[quote=“Aikaili, post:20, topic:156078”]
some red chile posole for lunch/dinner.[/quote]
Did you find the posole (pozole, hominy, whatever you want to call it) here in Taiwan? This past summer was the first time I’ve even found the dried stuff in Vancouver, and I brought a couple of bags back. But maybe there’s a Taiwanese equivalent I’m unaware of.
[quote=“Aikaili, post:20, topic:156078”]
i have the same method. it falls into my suitcase and arrive in taipei magically. i don’t think there is dried hominy here or grits for that matter.
I was looking for the chinese word for hominy or posole and can’t find it. it keeps coming back as something close to grits. One time, i was having coffee in Dong Shan and one of the customers said he had a corn processing farm. wish I had gotten his name.
Froggers, I am in the area and had never noticed it before. Western fare? I’ll check it out.
We got pretty nice and affordable Western style-ish places in Xindian now. Nothing really outstanding but they hit the spot ocassionally. However, such an specialty as Southern inspired cusine is totally absent. Prevalent are the soft bread sandwiches and “pasta” places.
Went to Nola’s Kitchen today.
They had me at Fried Green Tomatoes, which were pretty pretty pretty good.
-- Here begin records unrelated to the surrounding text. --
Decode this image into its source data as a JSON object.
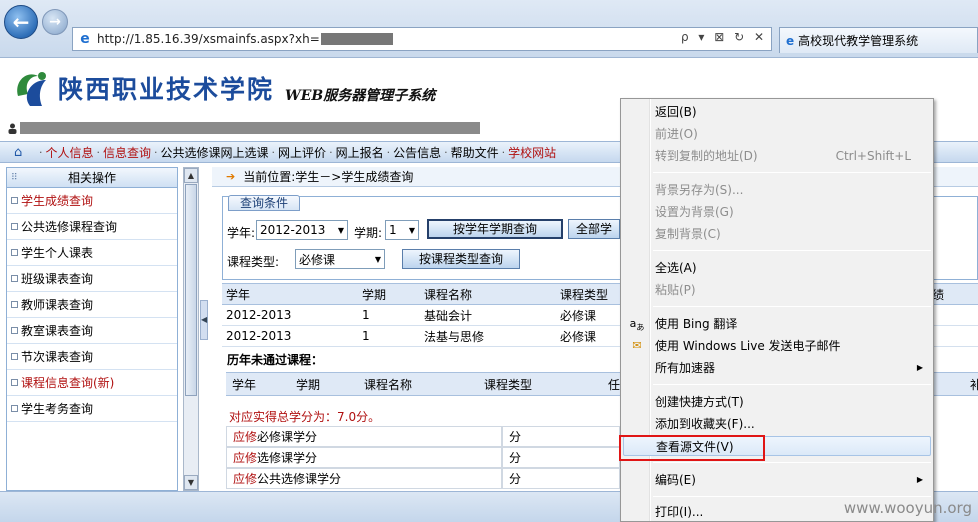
{
  "browser": {
    "url": "http://1.85.16.39/xsmainfs.aspx?xh=",
    "tab_title": "高校现代教学管理系统",
    "back_icon": "back-arrow-icon",
    "forward_icon": "forward-arrow-icon",
    "addr_tools": "ρ ▾ ⊠ ↻ ✕"
  },
  "header": {
    "school_name": "陕西职业技术学院",
    "system_name": "WEB服务器管理子系统"
  },
  "topnav": {
    "items": [
      "个人信息",
      "信息查询",
      "公共选修课网上选课",
      "网上评价",
      "网上报名",
      "公告信息",
      "帮助文件",
      "学校网站"
    ],
    "highlighted": [
      0,
      1,
      7
    ]
  },
  "sidebar": {
    "title": "相关操作",
    "items": [
      {
        "label": "学生成绩查询",
        "red": true
      },
      {
        "label": "公共选修课程查询",
        "red": false
      },
      {
        "label": "学生个人课表",
        "red": false
      },
      {
        "label": "班级课表查询",
        "red": false
      },
      {
        "label": "教师课表查询",
        "red": false
      },
      {
        "label": "教室课表查询",
        "red": false
      },
      {
        "label": "节次课表查询",
        "red": false
      },
      {
        "label": "课程信息查询(新)",
        "red": true
      },
      {
        "label": "学生考务查询",
        "red": false
      }
    ]
  },
  "main": {
    "breadcrumb": "当前位置:学生－>学生成绩查询",
    "query_tab": "查询条件",
    "year_label": "学年:",
    "year_value": "2012-2013",
    "term_label": "学期:",
    "term_value": "1",
    "btn_by_year_term": "按学年学期查询",
    "btn_all": "全部学",
    "course_type_label": "课程类型:",
    "course_type_value": "必修课",
    "btn_by_type": "按课程类型查询",
    "result_headers": [
      "学年",
      "学期",
      "课程名称",
      "课程类型",
      "绩"
    ],
    "result_rows": [
      [
        "2012-2013",
        "1",
        "基础会计",
        "必修课"
      ],
      [
        "2012-2013",
        "1",
        "法基与思修",
        "必修课"
      ]
    ],
    "history_title": "历年未通过课程：",
    "history_headers": [
      "学年",
      "学期",
      "课程名称",
      "课程类型",
      "任",
      "补"
    ],
    "credit_total": "对应实得总学分为：7.0分。",
    "credit_rows": [
      {
        "prefix": "应修",
        "label": "必修课学分",
        "unit": "分"
      },
      {
        "prefix": "应修",
        "label": "选修课学分",
        "unit": "分"
      },
      {
        "prefix": "应修",
        "label": "公共选修课学分",
        "unit": "分"
      }
    ]
  },
  "context_menu": {
    "items": [
      {
        "label": "返回(B)",
        "disabled": false
      },
      {
        "label": "前进(O)",
        "disabled": true
      },
      {
        "label": "转到复制的地址(D)",
        "disabled": true,
        "shortcut": "Ctrl+Shift+L"
      },
      {
        "label": "背景另存为(S)...",
        "disabled": true
      },
      {
        "label": "设置为背景(G)",
        "disabled": true
      },
      {
        "label": "复制背景(C)",
        "disabled": true
      },
      {
        "label": "全选(A)",
        "disabled": false
      },
      {
        "label": "粘贴(P)",
        "disabled": true
      },
      {
        "label": "使用 Bing 翻译",
        "disabled": false
      },
      {
        "label": "使用 Windows Live 发送电子邮件",
        "disabled": false
      },
      {
        "label": "所有加速器",
        "disabled": false
      },
      {
        "label": "创建快捷方式(T)",
        "disabled": false
      },
      {
        "label": "添加到收藏夹(F)...",
        "disabled": false
      },
      {
        "label": "查看源文件(V)",
        "disabled": false
      },
      {
        "label": "编码(E)",
        "disabled": false
      },
      {
        "label": "打印(I)...",
        "disabled": false
      }
    ]
  },
  "watermark": "www.wooyun.org",
  "colors": {
    "accent_red": "#b01010",
    "brand_blue": "#1c4c9c",
    "highlight_box": "#e01515"
  }
}
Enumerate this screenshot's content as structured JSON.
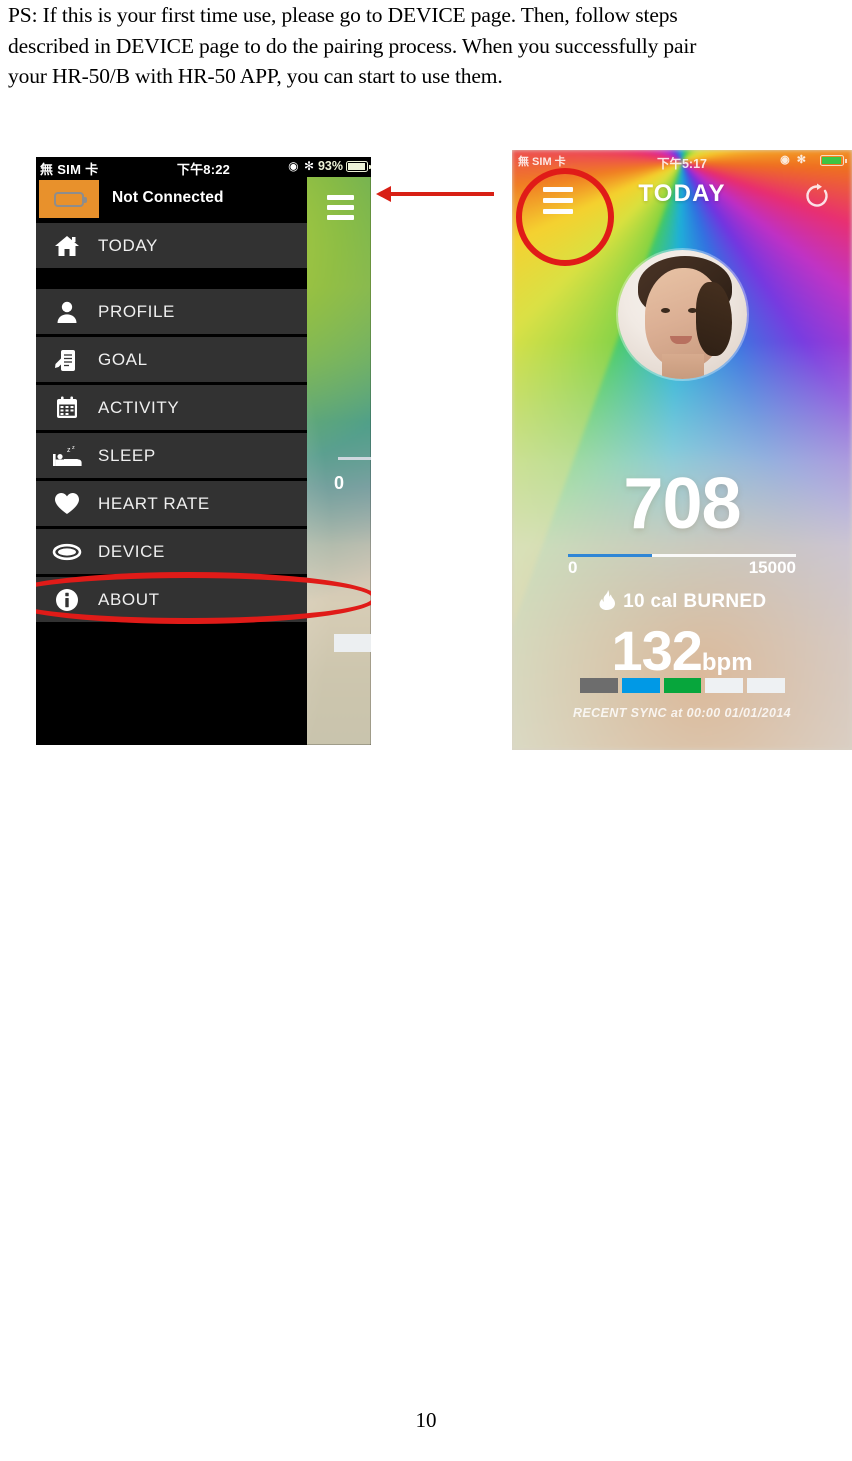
{
  "document": {
    "paragraph_lines": [
      "PS: If this is your first time use, please go to DEVICE page. Then, follow steps",
      "described in DEVICE page to do the pairing process. When you successfully pair",
      "your HR-50/B with HR-50 APP, you can start to use them."
    ],
    "page_number": "10"
  },
  "colors": {
    "annotation_red": "#e01b18",
    "arrow_red": "#d81f15",
    "device_badge_orange": "#e8912c",
    "menu_row": "#323232",
    "progress_blue": "#2f86d6"
  },
  "left_phone": {
    "status_bar": {
      "carrier": "無 SIM 卡",
      "time": "下午8:22",
      "icons": "◉ ✻",
      "battery_percent": "93%"
    },
    "drawer": {
      "connection_status": "Not Connected",
      "device_icon": "battery-icon",
      "items": [
        {
          "label": "TODAY",
          "icon": "home-icon"
        },
        {
          "label": "PROFILE",
          "icon": "person-icon"
        },
        {
          "label": "GOAL",
          "icon": "goal-document-icon"
        },
        {
          "label": "ACTIVITY",
          "icon": "calendar-icon"
        },
        {
          "label": "SLEEP",
          "icon": "bed-icon"
        },
        {
          "label": "HEART RATE",
          "icon": "heart-icon"
        },
        {
          "label": "DEVICE",
          "icon": "wristband-icon"
        },
        {
          "label": "ABOUT",
          "icon": "info-icon"
        }
      ]
    },
    "background_screen": {
      "menu_icon": "hamburger-icon",
      "partial_zero": "0"
    },
    "annotation": {
      "highlighted_item": "DEVICE",
      "shape": "red-ellipse"
    }
  },
  "right_phone": {
    "status_bar": {
      "carrier": "無 SIM 卡",
      "time": "下午5:17",
      "icons": "◉ ✻"
    },
    "header": {
      "menu_icon": "hamburger-icon",
      "title": "TODAY",
      "refresh_icon": "refresh-icon"
    },
    "avatar": "user-avatar",
    "steps": {
      "value": "708",
      "min": "0",
      "max": "15000",
      "progress_percent": 37
    },
    "calories": {
      "icon": "flame-icon",
      "text": "10 cal BURNED"
    },
    "heart_rate": {
      "value": "132",
      "unit": "bpm",
      "zone_colors": [
        "#6d6d6d",
        "#0099e6",
        "#07a63c",
        "#eef1f3",
        "#eef1f3"
      ]
    },
    "sync": "RECENT SYNC at 00:00 01/01/2014",
    "annotation": {
      "highlighted_item": "hamburger-icon",
      "shape": "red-circle",
      "arrow": "left-pointing-arrow"
    }
  }
}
Wonder where they get them?
Tried the Chicken Sausage Jambalaya. Taste was southernish but a little watery. The meals all seem a bit heavy for lunchtime. Not a top spot, but I’ll go back.
Service staff very nice and nice setting beside the park.
White gravy, the kind that goes on mashed potatoes, biscuits, and chicken-fried steak is dead easy to make at home. Basically you want to make a simple roux and use it as the base.
Get you some all-purpose flour, a quart of good chicken stock (Kirkland Signature is good), a frying pan, and a whisk. Put a cup of flour in a rice bowl. Season it depending on whether the gravy will go over potatoes, biscuits, or chicken-fried steak. You can’t go wrong if you season with salt, black pepper, paprika, dash of cumin, dried rosemary, and dried thyme (if you can find it in Taiwan). Don’t be afraid to use plenty of seasoning. Use a fork to roughly mix the seasoning into the flour.
Put 75g of good unsalted butter in the bottom of a frying pan. Melt the butter until all its water boils away. Dump the seasoned flour in and commence whisking as you turn the heat up to medium high to high. Fry the flour, whisking constantly, in the butter until it browns - beyond tan - and begins to smell nutty, just before it begins to smoke. This will take 2-5 minutes depending on heat source and pan-wall thickness (gas flame and thin-walled wok will take ~2 minutes, cast iron over electric coil will probably take at least 5).
Over frying the flour is better than under frying it.
Slowly pour in the chicken stock and whisk like the devil until all clumps are smoothed out - this is steamy. Whisk constantly. Slowly add stock (and additional water if necessary) until the gravy’s thickness is to your liking. Heat until boiling, whisking constantly. Remove from heat. It will tend to thicken slightly as it cools.
That’s about it. Good white gravy will usually put an end to all cravings for Southern comfort food, ime.
In Kaoshiung, not Taipei but if in the area try it as its good food… Good guy, from Arkansas, with Southern food that is good and homemade as much as possible. But what I like is, the Chili rice, a bit like the one I eat in Hawaii as local food a bit fusion food. But Biscuits are good, with gravy and other combos if you wish.
Tried Nola’s again. Can’t remember going there since wrote a previous comment.
Had Gumbo, Jambalaya, and Fried Green Tomatoes.
Didn’t find anything good enough to clean my plate or go back except maybe for the view of small park next door.
Nola Kitchen has at least one store in Taichung.
Nola Kitchen 紐奧良小廚
04 2242 7662
Went to NOLA this weekend trip up north near the new Hilton near the centre Tsation (we don;t work Sat’s), decent food not very expensive, the house beer was lighter though what I thought I might get. Staff was very nice, helped us with group photos on a busy Friday night there. The corkage fee is cheap at NT$100, we brought homemade ume wine (was worried was bad but tasted good and did not get sick)